> **Work request**:
Report every line of the records that contains the word "sender".

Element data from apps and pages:

----

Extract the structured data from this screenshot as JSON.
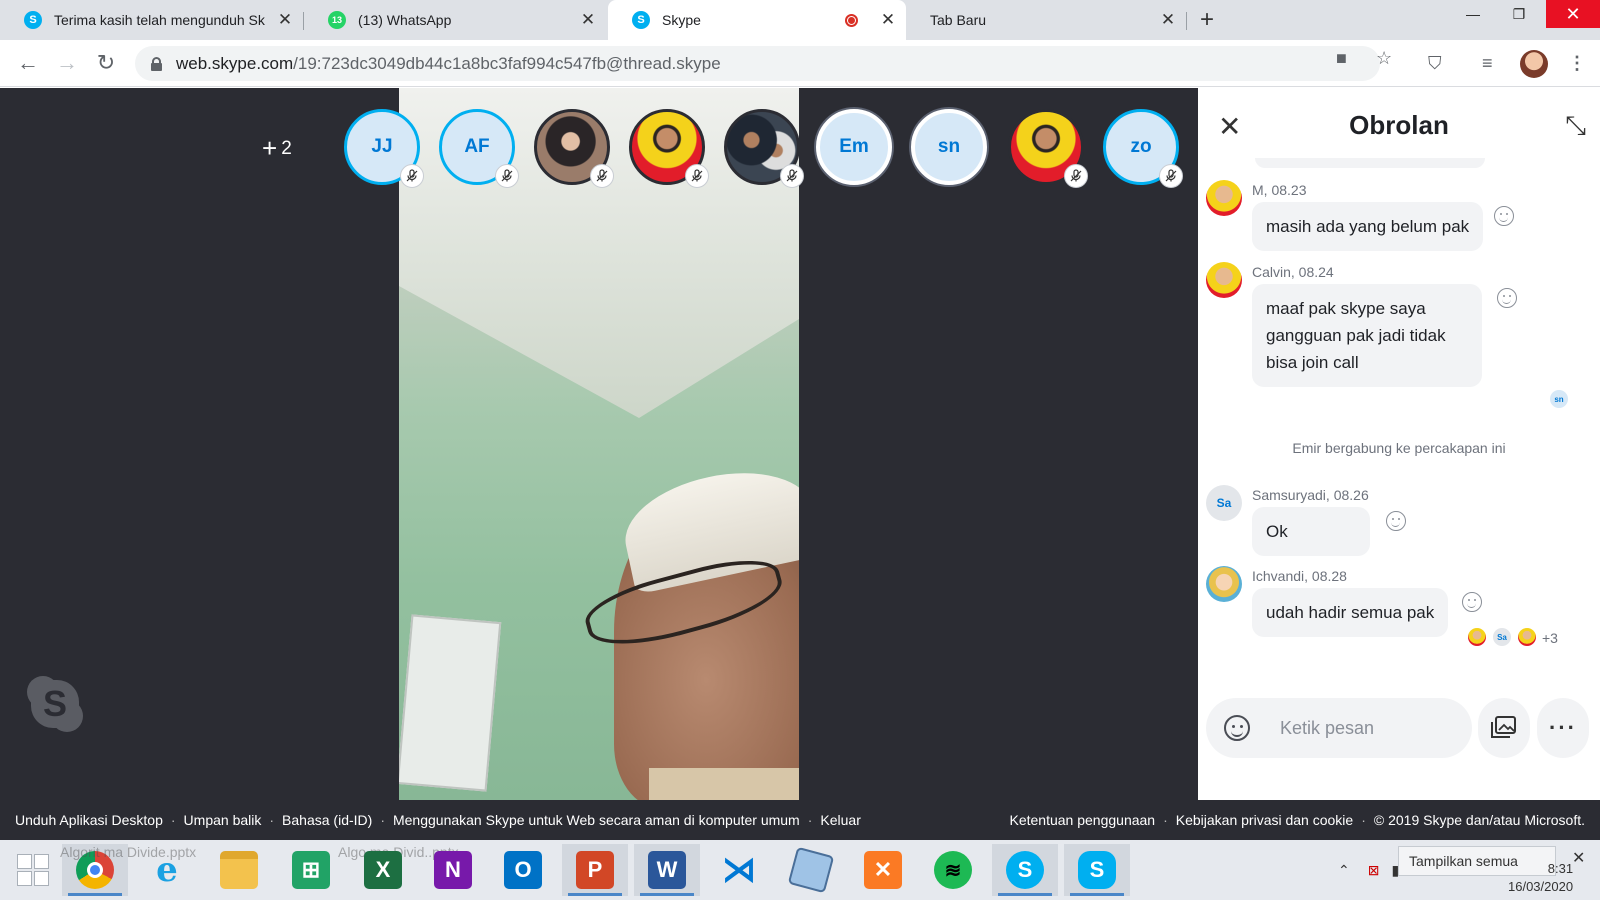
{
  "browser": {
    "tabs": [
      {
        "title": "Terima kasih telah mengunduh Sk",
        "favicon": "skype-icon",
        "color": "#00aff0"
      },
      {
        "title": "(13) WhatsApp",
        "favicon": "whatsapp-icon",
        "badge": "13",
        "color": "#25d366"
      },
      {
        "title": "Skype",
        "favicon": "skype-icon",
        "color": "#00aff0",
        "recording": true
      },
      {
        "title": "Tab Baru"
      }
    ],
    "url_host": "web.skype.com",
    "url_path": "/19:723dc3049db44c1a8bc3faf994c547fb@thread.skype"
  },
  "call": {
    "more_participants": "2",
    "participants": [
      {
        "initials": "JJ",
        "muted": true,
        "kind": "initials"
      },
      {
        "initials": "AF",
        "muted": true,
        "kind": "initials"
      },
      {
        "initials": "",
        "muted": true,
        "kind": "photo",
        "photo_desc": "woman-hijab"
      },
      {
        "initials": "",
        "muted": true,
        "kind": "photo",
        "photo_desc": "man-yellow-jacket-red-bg"
      },
      {
        "initials": "",
        "muted": true,
        "kind": "photo",
        "photo_desc": "group-photo"
      },
      {
        "initials": "Em",
        "muted": false,
        "kind": "initials",
        "active": true
      },
      {
        "initials": "sn",
        "muted": false,
        "kind": "initials",
        "active": true
      },
      {
        "initials": "",
        "muted": true,
        "kind": "photo",
        "photo_desc": "man-yellow-jacket-red-bg"
      },
      {
        "initials": "zo",
        "muted": true,
        "kind": "initials"
      }
    ]
  },
  "chat": {
    "title": "Obrolan",
    "messages": [
      {
        "sender": "M",
        "time": "08.23",
        "meta": "M, 08.23",
        "text": "masih ada yang belum pak",
        "avatar": "photo"
      },
      {
        "sender": "Calvin",
        "time": "08.24",
        "meta": "Calvin, 08.24",
        "text": "maaf pak skype saya gangguan pak jadi tidak bisa join call",
        "avatar": "photo"
      },
      {
        "sender": "Samsuryadi",
        "time": "08.26",
        "meta": "Samsuryadi, 08.26",
        "text": "Ok",
        "avatar": "Sa"
      },
      {
        "sender": "Ichvandi",
        "time": "08.28",
        "meta": "Ichvandi, 08.28",
        "text": "udah hadir semua pak",
        "avatar": "photo"
      }
    ],
    "read_receipt_single": "sn",
    "system_note": "Emir bergabung ke percakapan ini",
    "read_receipts": [
      "photo",
      "Sa",
      "photo"
    ],
    "read_more": "+3",
    "composer_placeholder": "Ketik pesan"
  },
  "footer": {
    "left_links": [
      "Unduh Aplikasi Desktop",
      "Umpan balik",
      "Bahasa (id-ID)",
      "Menggunakan Skype untuk Web secara aman di komputer umum",
      "Keluar"
    ],
    "right_links": [
      "Ketentuan penggunaan",
      "Kebijakan privasi dan cookie",
      "© 2019 Skype dan/atau Microsoft."
    ]
  },
  "taskbar": {
    "apps": [
      "windows-start",
      "chrome",
      "internet-explorer",
      "file-explorer",
      "excel-green",
      "excel",
      "onenote",
      "outlook",
      "powerpoint",
      "word",
      "vscode",
      "virtualbox",
      "xampp",
      "spotify",
      "skype",
      "skype"
    ],
    "ghost_text_1": "Algorit ma Divide.pptx",
    "ghost_text_2": "Algo ma Divid..pptx",
    "notification": "Tampilkan semua",
    "time": "8:31",
    "date": "16/03/2020"
  }
}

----

> **Task solution**:
        "sender": "M",
        "sender": "Calvin",
        "sender": "Samsuryadi",
        "sender": "Ichvandi",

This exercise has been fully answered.